• [The problem]: Go through the records and tally the lines that include the word "Rehabilitation". The answer is that total alone.

• [Entries shown]:
=== Begin Enclosure ===

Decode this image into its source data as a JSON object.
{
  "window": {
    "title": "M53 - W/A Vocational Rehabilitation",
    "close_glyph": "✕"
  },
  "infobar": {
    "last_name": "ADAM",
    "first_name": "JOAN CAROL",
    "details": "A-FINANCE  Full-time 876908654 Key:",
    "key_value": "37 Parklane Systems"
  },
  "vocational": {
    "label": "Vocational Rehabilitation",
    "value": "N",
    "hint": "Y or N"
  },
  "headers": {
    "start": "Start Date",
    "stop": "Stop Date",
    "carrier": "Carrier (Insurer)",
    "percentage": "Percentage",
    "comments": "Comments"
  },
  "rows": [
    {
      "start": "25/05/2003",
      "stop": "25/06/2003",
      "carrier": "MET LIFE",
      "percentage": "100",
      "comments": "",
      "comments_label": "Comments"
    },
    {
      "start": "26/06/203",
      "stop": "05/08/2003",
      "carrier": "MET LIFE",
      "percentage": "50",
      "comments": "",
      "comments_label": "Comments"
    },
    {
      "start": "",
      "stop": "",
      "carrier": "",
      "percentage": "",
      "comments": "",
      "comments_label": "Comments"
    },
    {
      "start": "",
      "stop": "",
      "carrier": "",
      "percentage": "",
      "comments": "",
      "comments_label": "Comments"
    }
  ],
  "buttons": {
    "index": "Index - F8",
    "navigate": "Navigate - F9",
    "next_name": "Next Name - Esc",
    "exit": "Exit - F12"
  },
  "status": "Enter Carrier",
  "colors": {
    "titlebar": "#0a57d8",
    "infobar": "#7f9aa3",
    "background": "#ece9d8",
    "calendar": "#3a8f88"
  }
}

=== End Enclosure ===

• [Task answer]: 2